- [What to work on] Copy out, from the data, each line containing the string "date".

[Saved data entries]
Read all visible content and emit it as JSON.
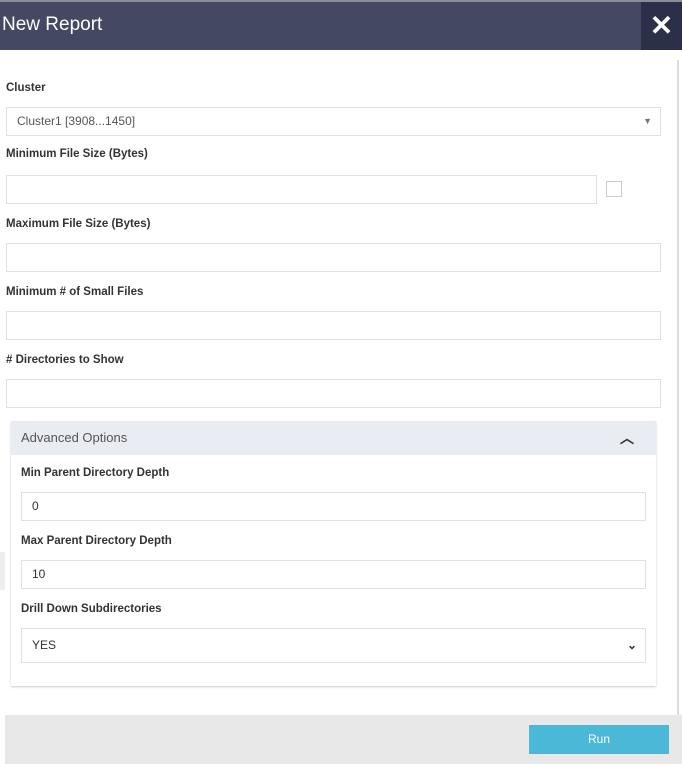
{
  "header": {
    "title": "New Report",
    "close_icon": "close-icon"
  },
  "form": {
    "cluster": {
      "label": "Cluster",
      "value": "Cluster1 [3908...1450]"
    },
    "min_file_size": {
      "label": "Minimum File Size (Bytes)",
      "value": ""
    },
    "max_file_size": {
      "label": "Maximum File Size (Bytes)",
      "value": ""
    },
    "min_small_files": {
      "label": "Minimum # of Small Files",
      "value": ""
    },
    "dirs_to_show": {
      "label": "# Directories to Show",
      "value": ""
    }
  },
  "advanced": {
    "title": "Advanced Options",
    "expanded": true,
    "min_depth": {
      "label": "Min Parent Directory Depth",
      "value": "0"
    },
    "max_depth": {
      "label": "Max Parent Directory Depth",
      "value": "10"
    },
    "drill_down": {
      "label": "Drill Down Subdirectories",
      "value": "YES"
    }
  },
  "footer": {
    "run_label": "Run"
  },
  "colors": {
    "header": "#444862",
    "run_button": "#4bb8d8"
  }
}
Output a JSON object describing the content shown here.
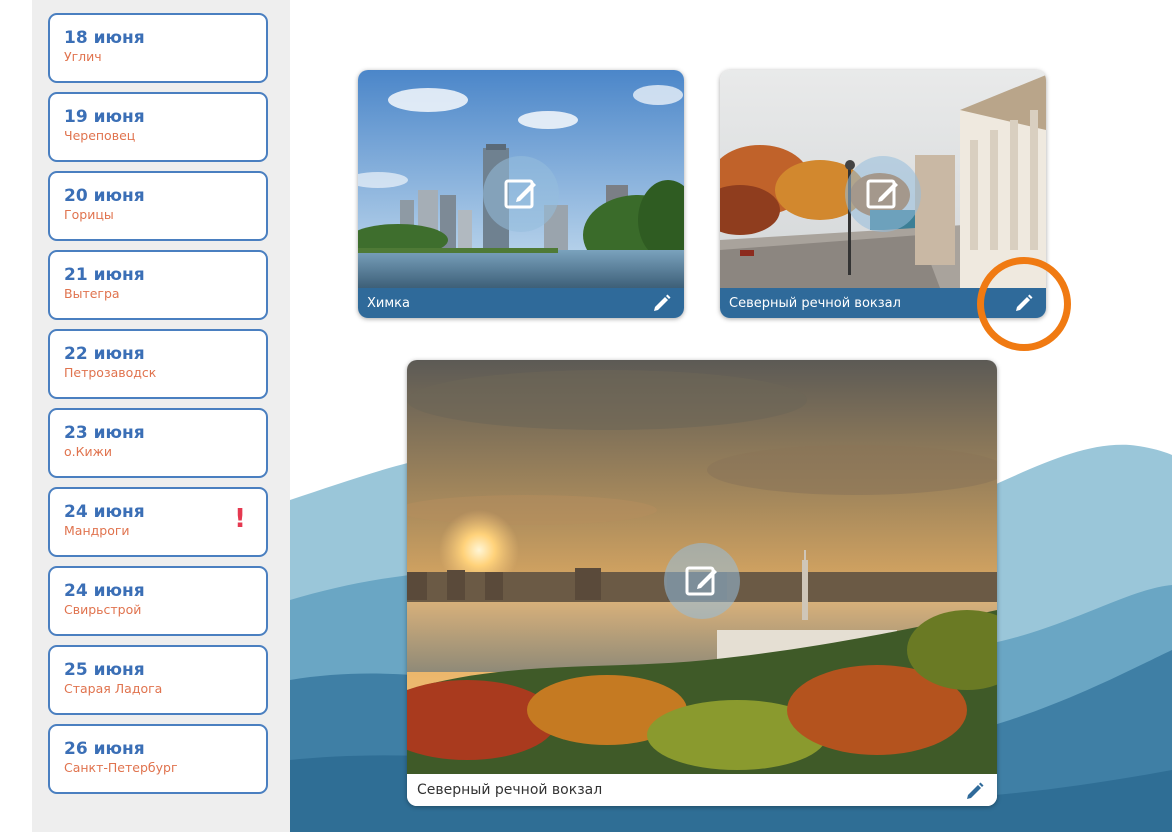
{
  "sidebar": {
    "days": [
      {
        "date": "18 июня",
        "city": "Углич",
        "warning": ""
      },
      {
        "date": "19 июня",
        "city": "Череповец",
        "warning": ""
      },
      {
        "date": "20 июня",
        "city": "Горицы",
        "warning": ""
      },
      {
        "date": "21 июня",
        "city": "Вытегра",
        "warning": ""
      },
      {
        "date": "22 июня",
        "city": "Петрозаводск",
        "warning": ""
      },
      {
        "date": "23 июня",
        "city": "о.Кижи",
        "warning": ""
      },
      {
        "date": "24 июня",
        "city": "Мандроги",
        "warning": "!"
      },
      {
        "date": "24 июня",
        "city": "Свирьстрой",
        "warning": ""
      },
      {
        "date": "25 июня",
        "city": "Старая Ладога",
        "warning": ""
      },
      {
        "date": "26 июня",
        "city": "Санкт-Петербург",
        "warning": ""
      }
    ]
  },
  "cards": {
    "small1": {
      "caption": "Химка",
      "image": "khimki-river-skyline"
    },
    "small2": {
      "caption": "Северный речной вокзал",
      "image": "river-station-autumn-colonnade"
    },
    "big": {
      "caption": "Северный речной вокзал",
      "image": "river-station-sunset-aerial"
    }
  },
  "colors": {
    "accent": "#3b6fb6",
    "city": "#e0734e",
    "warning": "#e53950",
    "caption_bar": "#2f6a9a",
    "highlight": "#f07a12",
    "wave_light": "#9ac6d9",
    "wave_dark": "#3f7fa5"
  }
}
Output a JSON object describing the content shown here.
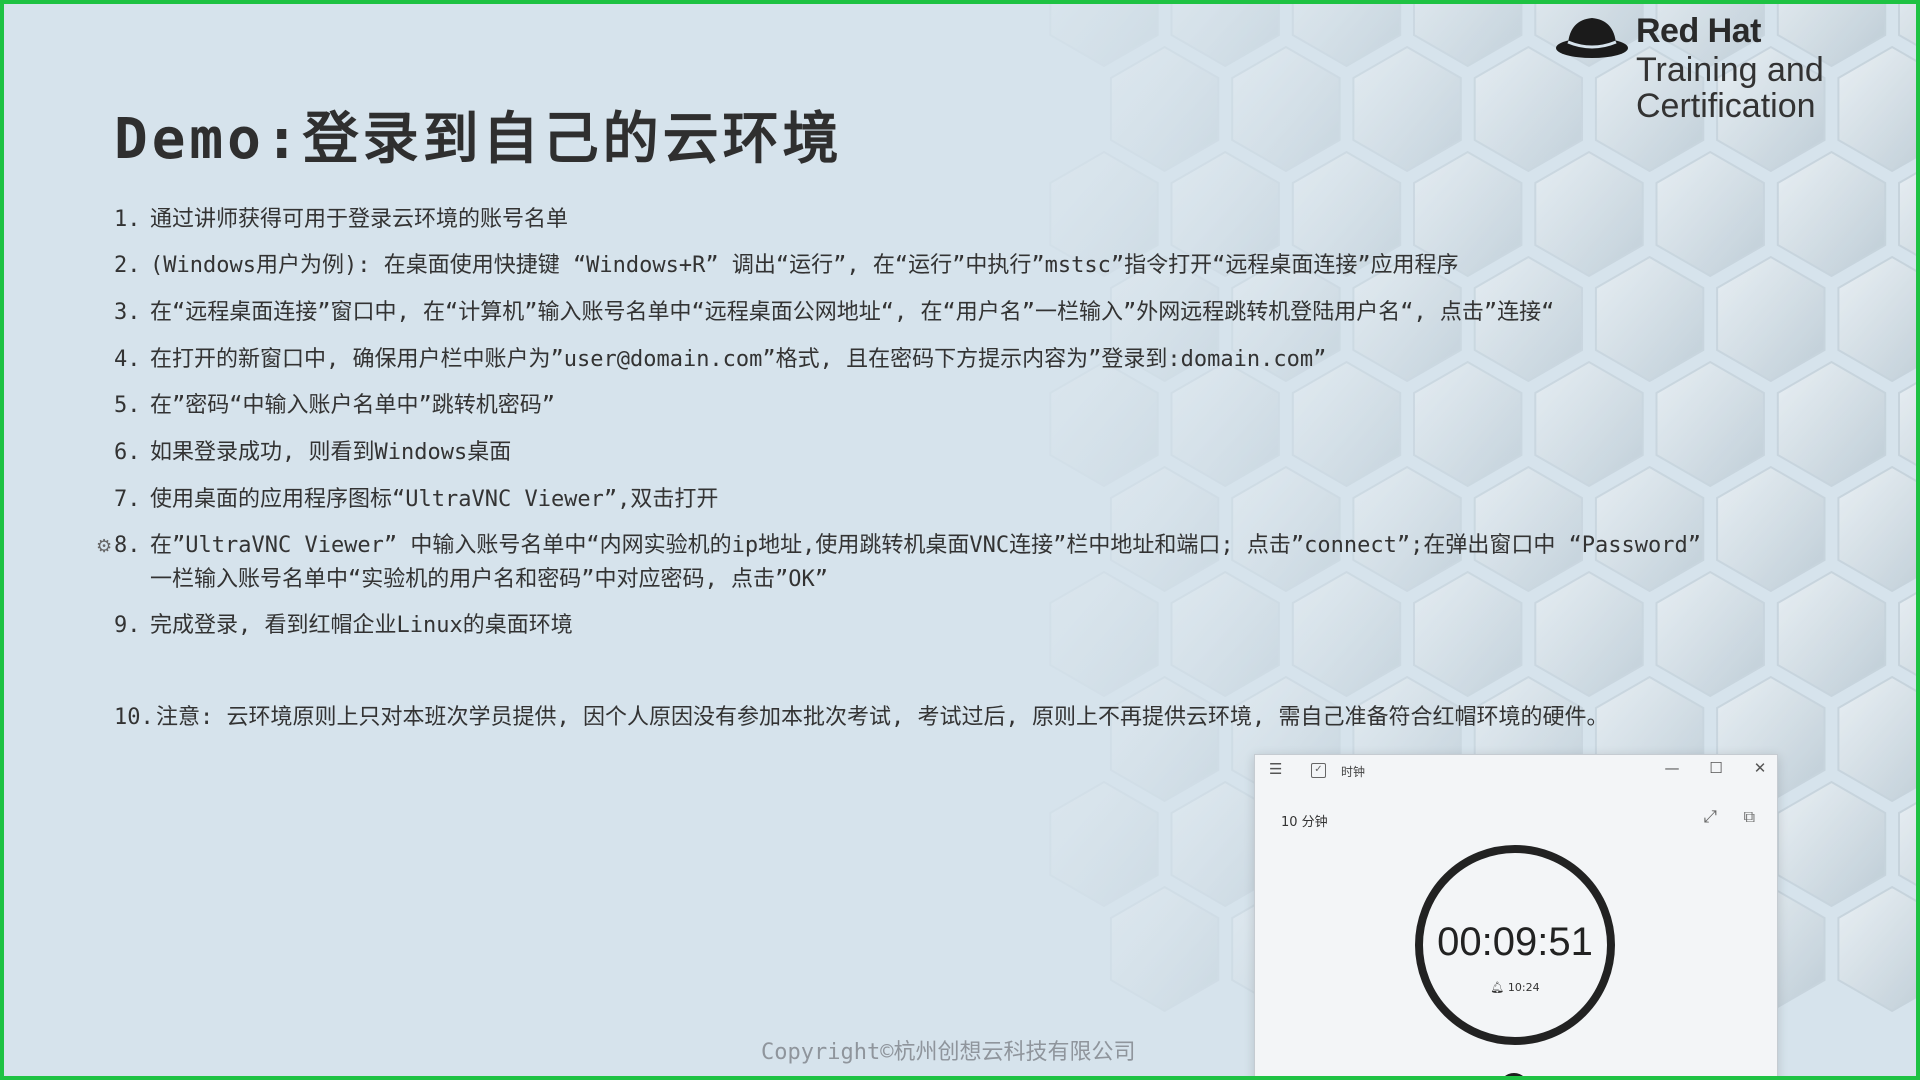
{
  "brand": {
    "name": "Red Hat",
    "line1": "Training and",
    "line2": "Certification"
  },
  "slide": {
    "title": "Demo:登录到自己的云环境",
    "steps": [
      {
        "num": "1.",
        "text": "通过讲师获得可用于登录云环境的账号名单"
      },
      {
        "num": "2.",
        "text": "(Windows用户为例): 在桌面使用快捷键 “Windows+R” 调出“运行”, 在“运行”中执行”mstsc”指令打开“远程桌面连接”应用程序"
      },
      {
        "num": "3.",
        "text": "在“远程桌面连接”窗口中, 在“计算机”输入账号名单中“远程桌面公网地址“, 在“用户名”一栏输入”外网远程跳转机登陆用户名“, 点击”连接“"
      },
      {
        "num": "4.",
        "text": "在打开的新窗口中, 确保用户栏中账户为”user@domain.com”格式, 且在密码下方提示内容为”登录到:domain.com”"
      },
      {
        "num": "5.",
        "text": "在”密码“中输入账户名单中”跳转机密码”"
      },
      {
        "num": "6.",
        "text": "如果登录成功, 则看到Windows桌面"
      },
      {
        "num": "7.",
        "text": "使用桌面的应用程序图标“UltraVNC Viewer”,双击打开"
      },
      {
        "num": "8.",
        "text": "在”UltraVNC Viewer” 中输入账号名单中“内网实验机的ip地址,使用跳转机桌面VNC连接”栏中地址和端口; 点击”connect”;在弹出窗口中 “Password”",
        "cont": "一栏输入账号名单中“实验机的用户名和密码”中对应密码, 点击”OK”"
      },
      {
        "num": "9.",
        "text": "完成登录, 看到红帽企业Linux的桌面环境"
      },
      {
        "num": "10.",
        "text": "注意: 云环境原则上只对本班次学员提供, 因个人原因没有参加本批次考试, 考试过后, 原则上不再提供云环境, 需自己准备符合红帽环境的硬件。"
      }
    ],
    "copyright": "Copyright©杭州创想云科技有限公司"
  },
  "clock_window": {
    "menu_icon": "hamburger-icon",
    "app_title": "时钟",
    "minimize": "—",
    "maximize": "☐",
    "close": "✕",
    "timer_label": "10 分钟",
    "remaining": "00:09:51",
    "alarm_time": "10:24"
  },
  "colors": {
    "frame": "#1ec243",
    "background": "#d6e3ec",
    "text": "#333333"
  }
}
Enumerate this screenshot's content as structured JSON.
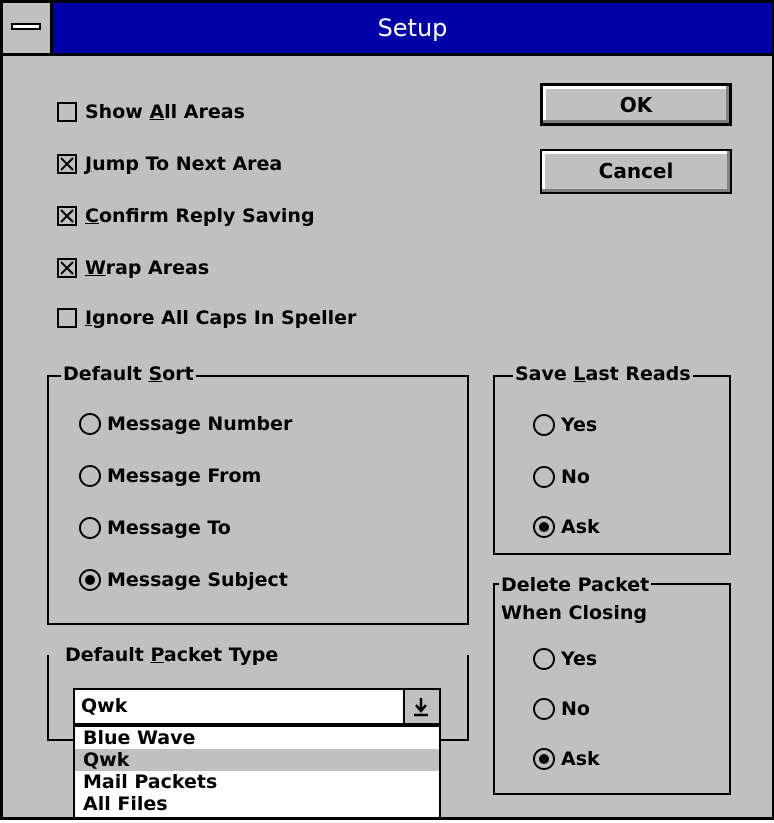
{
  "window": {
    "title": "Setup"
  },
  "checkboxes": [
    {
      "label_pre": "Show ",
      "accel": "A",
      "label_post": "ll Areas",
      "checked": false
    },
    {
      "label_pre": "",
      "accel": "J",
      "label_post": "ump To Next Area",
      "checked": true
    },
    {
      "label_pre": "",
      "accel": "C",
      "label_post": "onfirm Reply Saving",
      "checked": true
    },
    {
      "label_pre": "",
      "accel": "W",
      "label_post": "rap Areas",
      "checked": true
    },
    {
      "label_pre": "",
      "accel": "I",
      "label_post": "gnore All Caps In Speller",
      "checked": false
    }
  ],
  "buttons": {
    "ok": "OK",
    "cancel": "Cancel"
  },
  "default_sort": {
    "title_pre": "Default ",
    "title_accel": "S",
    "title_post": "ort",
    "options": [
      "Message Number",
      "Message From",
      "Message To",
      "Message Subject"
    ],
    "selected": "Message Subject"
  },
  "save_last_reads": {
    "title_pre": "Save ",
    "title_accel": "L",
    "title_post": "ast Reads",
    "options": [
      "Yes",
      "No",
      "Ask"
    ],
    "selected": "Ask"
  },
  "delete_packet": {
    "title_line1": "Delete Packet",
    "title_line2": "When Closing",
    "options": [
      "Yes",
      "No",
      "Ask"
    ],
    "selected": "Ask"
  },
  "default_packet_type": {
    "title_pre": "Default ",
    "title_accel": "P",
    "title_post": "acket Type",
    "value": "Qwk",
    "dropdown_icon": "down-arrow-bar-icon",
    "list": [
      "Blue Wave",
      "Qwk",
      "Mail Packets",
      "All Files"
    ],
    "highlighted": "Qwk"
  }
}
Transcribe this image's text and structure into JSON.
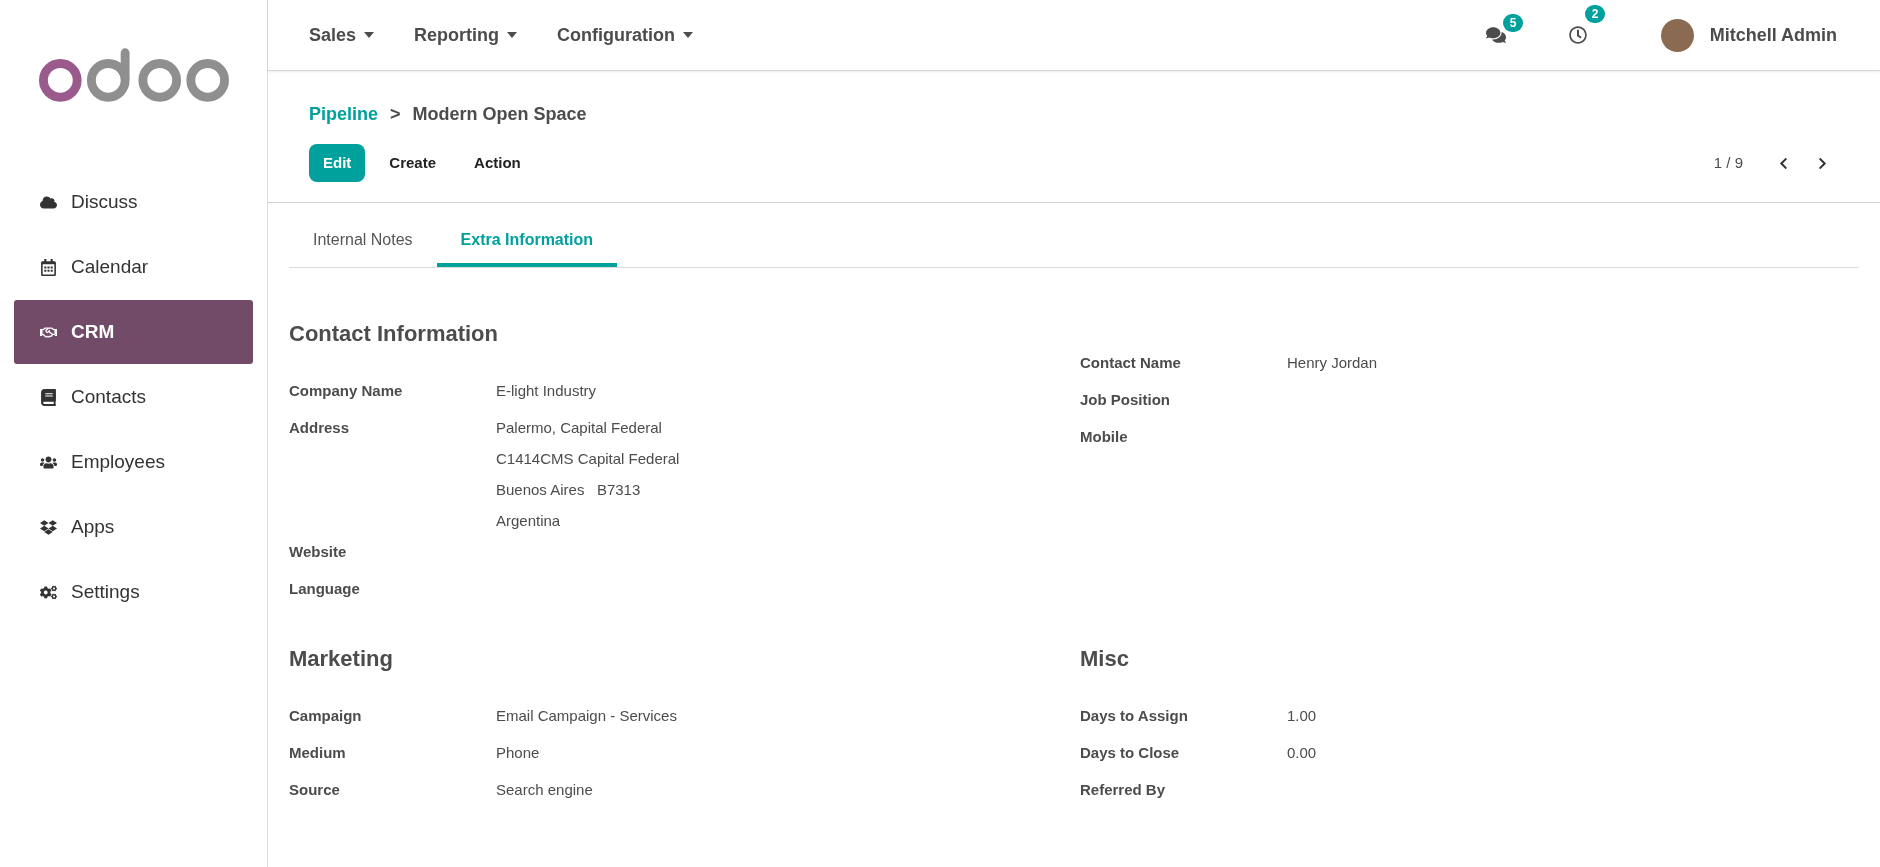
{
  "sidebar": {
    "items": [
      {
        "label": "Discuss",
        "selected": false
      },
      {
        "label": "Calendar",
        "selected": false
      },
      {
        "label": "CRM",
        "selected": true
      },
      {
        "label": "Contacts",
        "selected": false
      },
      {
        "label": "Employees",
        "selected": false
      },
      {
        "label": "Apps",
        "selected": false
      },
      {
        "label": "Settings",
        "selected": false
      }
    ]
  },
  "topbar": {
    "menus": [
      "Sales",
      "Reporting",
      "Configuration"
    ],
    "messages_badge": "5",
    "activities_badge": "2",
    "user": "Mitchell Admin"
  },
  "breadcrumb": {
    "parent": "Pipeline",
    "separator": ">",
    "current": "Modern Open Space"
  },
  "actions": {
    "buttons": [
      {
        "label": "Edit",
        "kind": "primary"
      },
      {
        "label": "Create",
        "kind": "plain"
      },
      {
        "label": "Action",
        "kind": "plain"
      }
    ],
    "pager": "1 / 9"
  },
  "tabs": [
    {
      "label": "Internal Notes",
      "selected": false
    },
    {
      "label": "Extra Information",
      "selected": true
    }
  ],
  "sections": [
    {
      "title": "Contact Information",
      "fields": [
        {
          "label": "Company Name",
          "value": [
            "E-light Industry"
          ]
        },
        {
          "label": "Address",
          "value": [
            "Palermo, Capital Federal",
            "C1414CMS Capital Federal",
            "Buenos Aires   B7313",
            "Argentina"
          ]
        },
        {
          "label": "Website"
        },
        {
          "label": "Language"
        }
      ]
    },
    {
      "fields": [
        {
          "label": "Contact Name",
          "value": [
            "Henry Jordan"
          ]
        },
        {
          "label": "Job Position"
        },
        {
          "label": "Mobile"
        }
      ]
    },
    {
      "title": "Marketing",
      "fields": [
        {
          "label": "Campaign",
          "value": [
            "Email Campaign - Services"
          ]
        },
        {
          "label": "Medium",
          "value": [
            "Phone"
          ]
        },
        {
          "label": "Source",
          "value": [
            "Search engine"
          ]
        }
      ]
    },
    {
      "title": "Misc",
      "fields": [
        {
          "label": "Days to Assign",
          "value": [
            "1.00"
          ]
        },
        {
          "label": "Days to Close",
          "value": [
            "0.00"
          ]
        },
        {
          "label": "Referred By"
        }
      ]
    }
  ]
}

- [Response below]
        "date": "18 июня",
        "date": "19 июня",
        "date": "20 июня",
        "date": "21 июня",
        "date": "22 июня",
        "date": "23 июня",
        "date": "24 июня",
        "date": "24 июня",
        "date": "25 июня",
        "date": "26 июня",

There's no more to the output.